* TASK OBJECTIVE *
Copy all lines below that use the word "Number".

* DATA UNDER STUDY *
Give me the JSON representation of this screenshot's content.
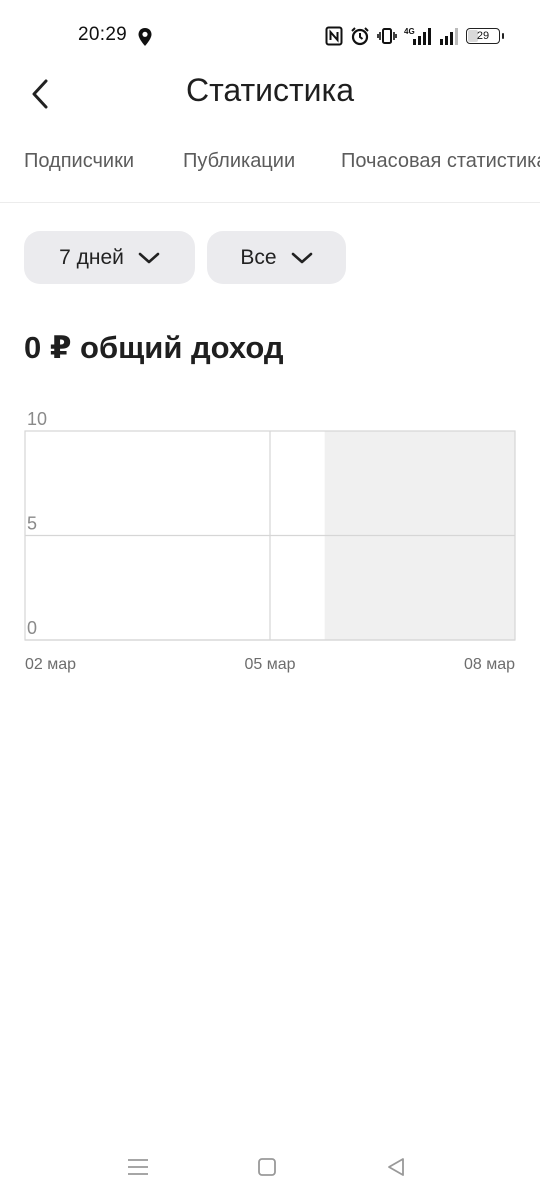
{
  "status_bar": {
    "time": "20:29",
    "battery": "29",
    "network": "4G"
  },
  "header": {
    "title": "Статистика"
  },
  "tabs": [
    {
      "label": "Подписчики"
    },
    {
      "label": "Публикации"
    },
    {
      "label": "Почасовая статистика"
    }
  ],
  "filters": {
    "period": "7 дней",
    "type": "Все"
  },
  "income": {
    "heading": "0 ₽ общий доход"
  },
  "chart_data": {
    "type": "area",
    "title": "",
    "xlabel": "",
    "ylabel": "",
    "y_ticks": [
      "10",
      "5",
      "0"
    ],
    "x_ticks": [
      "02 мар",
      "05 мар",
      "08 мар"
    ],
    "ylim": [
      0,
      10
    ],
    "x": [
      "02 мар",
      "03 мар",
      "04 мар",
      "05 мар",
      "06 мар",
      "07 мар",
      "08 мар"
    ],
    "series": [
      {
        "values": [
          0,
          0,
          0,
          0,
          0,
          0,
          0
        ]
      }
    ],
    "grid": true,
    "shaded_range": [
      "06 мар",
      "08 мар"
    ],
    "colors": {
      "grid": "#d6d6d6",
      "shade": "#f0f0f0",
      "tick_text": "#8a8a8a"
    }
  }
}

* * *

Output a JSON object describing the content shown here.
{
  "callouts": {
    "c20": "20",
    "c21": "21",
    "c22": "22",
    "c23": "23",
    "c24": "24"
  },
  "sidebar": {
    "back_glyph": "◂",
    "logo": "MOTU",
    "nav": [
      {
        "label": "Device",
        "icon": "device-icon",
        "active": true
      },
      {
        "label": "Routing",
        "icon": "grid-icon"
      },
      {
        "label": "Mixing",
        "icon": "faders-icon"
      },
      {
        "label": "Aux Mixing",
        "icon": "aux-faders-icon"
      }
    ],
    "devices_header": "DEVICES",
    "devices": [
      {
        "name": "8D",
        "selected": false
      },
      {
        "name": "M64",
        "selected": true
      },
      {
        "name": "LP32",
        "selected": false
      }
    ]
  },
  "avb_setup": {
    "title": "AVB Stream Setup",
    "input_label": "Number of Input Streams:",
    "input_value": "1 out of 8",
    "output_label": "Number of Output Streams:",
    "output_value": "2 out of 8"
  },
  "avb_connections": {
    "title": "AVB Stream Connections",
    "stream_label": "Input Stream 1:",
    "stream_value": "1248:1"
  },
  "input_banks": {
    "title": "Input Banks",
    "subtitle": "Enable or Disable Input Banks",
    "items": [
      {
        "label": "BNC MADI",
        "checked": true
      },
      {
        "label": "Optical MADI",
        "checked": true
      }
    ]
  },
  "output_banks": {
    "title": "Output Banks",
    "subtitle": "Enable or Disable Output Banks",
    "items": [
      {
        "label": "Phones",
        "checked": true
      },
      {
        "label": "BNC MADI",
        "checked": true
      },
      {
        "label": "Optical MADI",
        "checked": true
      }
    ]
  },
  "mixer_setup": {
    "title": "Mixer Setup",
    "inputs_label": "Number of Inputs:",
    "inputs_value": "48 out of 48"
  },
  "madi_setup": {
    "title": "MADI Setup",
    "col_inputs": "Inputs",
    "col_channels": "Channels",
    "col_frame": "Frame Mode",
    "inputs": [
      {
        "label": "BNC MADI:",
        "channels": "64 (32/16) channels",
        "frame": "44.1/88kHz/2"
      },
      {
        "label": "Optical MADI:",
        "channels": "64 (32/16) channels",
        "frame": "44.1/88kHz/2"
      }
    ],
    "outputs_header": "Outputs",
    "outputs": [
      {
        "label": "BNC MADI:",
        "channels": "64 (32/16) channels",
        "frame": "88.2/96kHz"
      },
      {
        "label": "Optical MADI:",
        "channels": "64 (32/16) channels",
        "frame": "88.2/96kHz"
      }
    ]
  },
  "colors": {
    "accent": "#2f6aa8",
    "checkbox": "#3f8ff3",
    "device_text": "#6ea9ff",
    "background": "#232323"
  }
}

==

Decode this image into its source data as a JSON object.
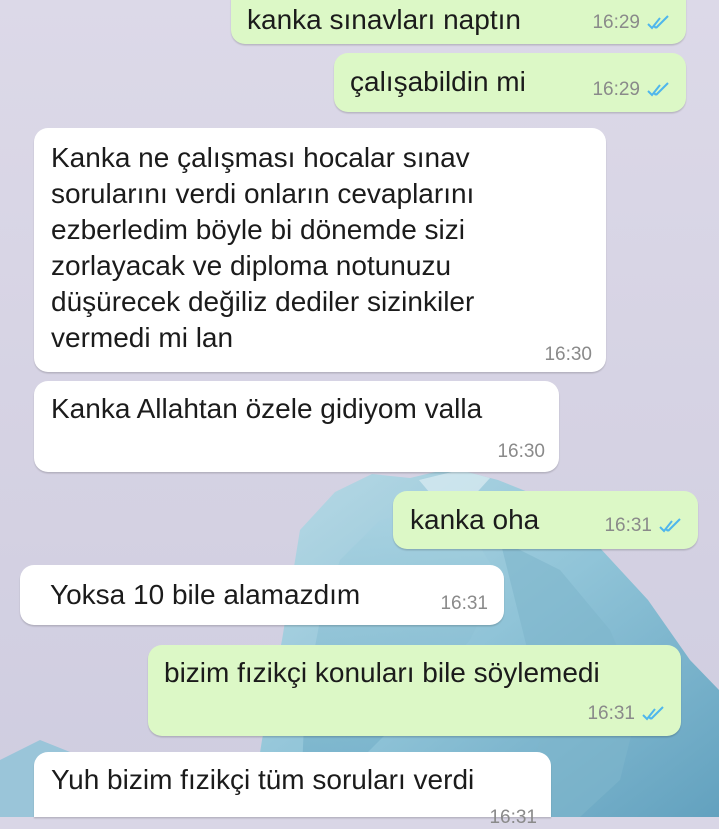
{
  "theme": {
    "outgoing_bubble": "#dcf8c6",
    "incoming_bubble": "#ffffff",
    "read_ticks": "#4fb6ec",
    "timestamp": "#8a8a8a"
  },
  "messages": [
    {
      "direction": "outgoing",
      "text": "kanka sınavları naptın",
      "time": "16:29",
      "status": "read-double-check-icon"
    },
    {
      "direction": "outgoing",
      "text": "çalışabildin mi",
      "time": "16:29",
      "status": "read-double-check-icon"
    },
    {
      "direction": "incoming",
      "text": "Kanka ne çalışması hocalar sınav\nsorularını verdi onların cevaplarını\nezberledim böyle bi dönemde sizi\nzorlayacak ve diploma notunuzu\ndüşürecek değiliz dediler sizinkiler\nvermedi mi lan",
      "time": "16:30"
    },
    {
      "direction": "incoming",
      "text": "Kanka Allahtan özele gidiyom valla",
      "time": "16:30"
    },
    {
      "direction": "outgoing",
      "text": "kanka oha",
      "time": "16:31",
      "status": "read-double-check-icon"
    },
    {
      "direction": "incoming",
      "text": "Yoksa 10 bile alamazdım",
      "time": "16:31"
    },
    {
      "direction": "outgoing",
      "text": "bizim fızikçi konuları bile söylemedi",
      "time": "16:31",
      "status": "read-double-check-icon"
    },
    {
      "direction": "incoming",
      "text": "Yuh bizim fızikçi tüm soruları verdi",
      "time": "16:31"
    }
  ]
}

* YOUR RESPONSE *
    "input_label": "Number of Input Streams:",
    "output_label": "Number of Output Streams:",
    "inputs_label": "Number of Inputs:",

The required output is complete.